((
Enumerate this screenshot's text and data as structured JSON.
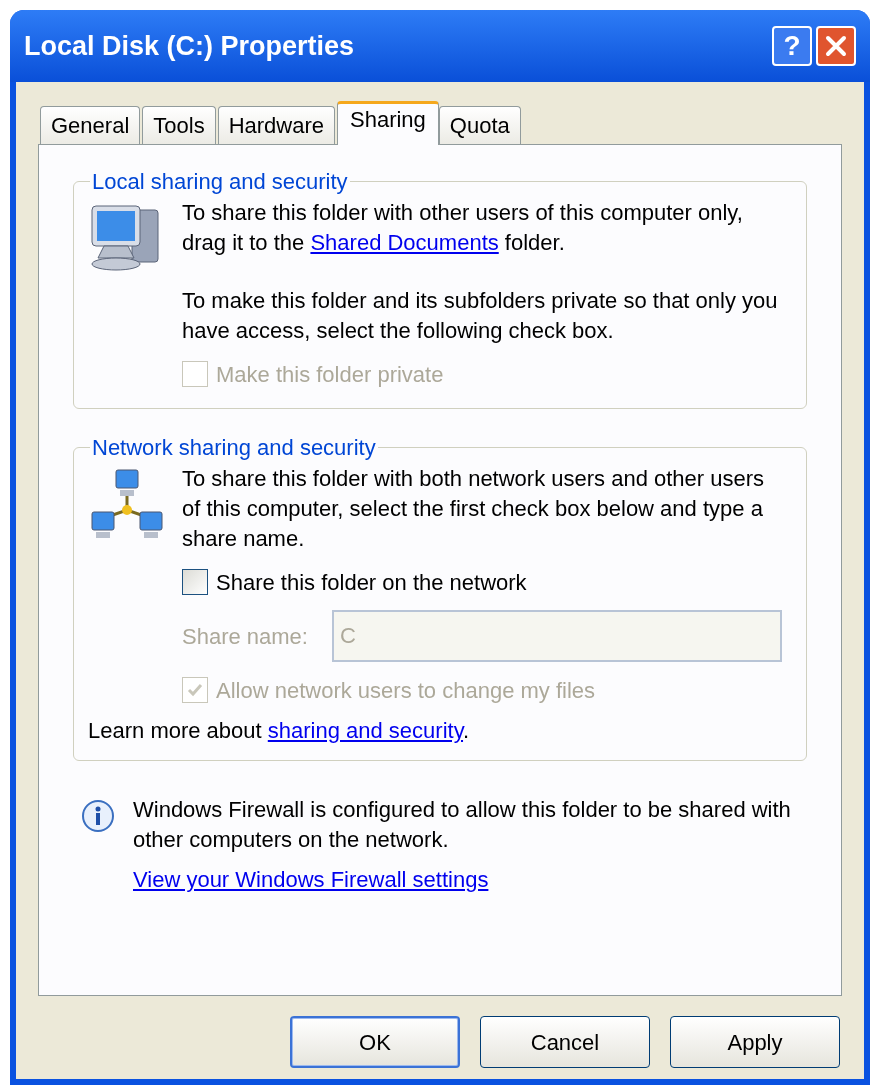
{
  "window": {
    "title": "Local Disk (C:) Properties",
    "title_buttons": [
      {
        "kind": "help",
        "label": "?"
      },
      {
        "kind": "close"
      }
    ]
  },
  "tabs": [
    {
      "label": "General",
      "selected": false
    },
    {
      "label": "Tools",
      "selected": false
    },
    {
      "label": "Hardware",
      "selected": false
    },
    {
      "label": "Sharing",
      "selected": true
    },
    {
      "label": "Quota",
      "selected": false
    }
  ],
  "groups": [
    {
      "kind": "local",
      "title": "Local sharing and security",
      "items": [
        {
          "kind": "paragraph",
          "text": "To share this folder with other users of this computer only, drag it to the ",
          "link": "Shared Documents",
          "after": " folder."
        },
        {
          "kind": "paragraph",
          "text": "To make this folder and its subfolders private so that only you have access, select the following check box."
        },
        {
          "kind": "checkbox",
          "label": "Make this folder private",
          "checked": false,
          "disabled": true
        }
      ]
    },
    {
      "kind": "network",
      "title": "Network sharing and security",
      "items": [
        {
          "kind": "paragraph",
          "text": "To share this folder with both network users and other users of this computer, select the first check box below and type a share name."
        },
        {
          "kind": "checkbox",
          "label": "Share this folder on the network",
          "checked": false,
          "disabled": false
        },
        {
          "kind": "field",
          "label": "Share name:",
          "value": "C",
          "disabled": true
        },
        {
          "kind": "checkbox",
          "label": "Allow network users to change my files",
          "checked": true,
          "disabled": true
        },
        {
          "kind": "learn",
          "text": "Learn more about ",
          "link": "sharing and security",
          "after": "."
        }
      ]
    }
  ],
  "firewall": {
    "text": "Windows Firewall is configured to allow this folder to be shared with other computers on the network.",
    "link": "View your Windows Firewall settings"
  },
  "buttons": [
    {
      "label": "OK",
      "default": true
    },
    {
      "label": "Cancel",
      "default": false
    },
    {
      "label": "Apply",
      "default": false
    }
  ]
}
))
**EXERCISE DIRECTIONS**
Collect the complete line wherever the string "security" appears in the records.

**TASK ANSWER**
      "title": "Local sharing and security",
      "title": "Network sharing and security",
          "link": "sharing and security",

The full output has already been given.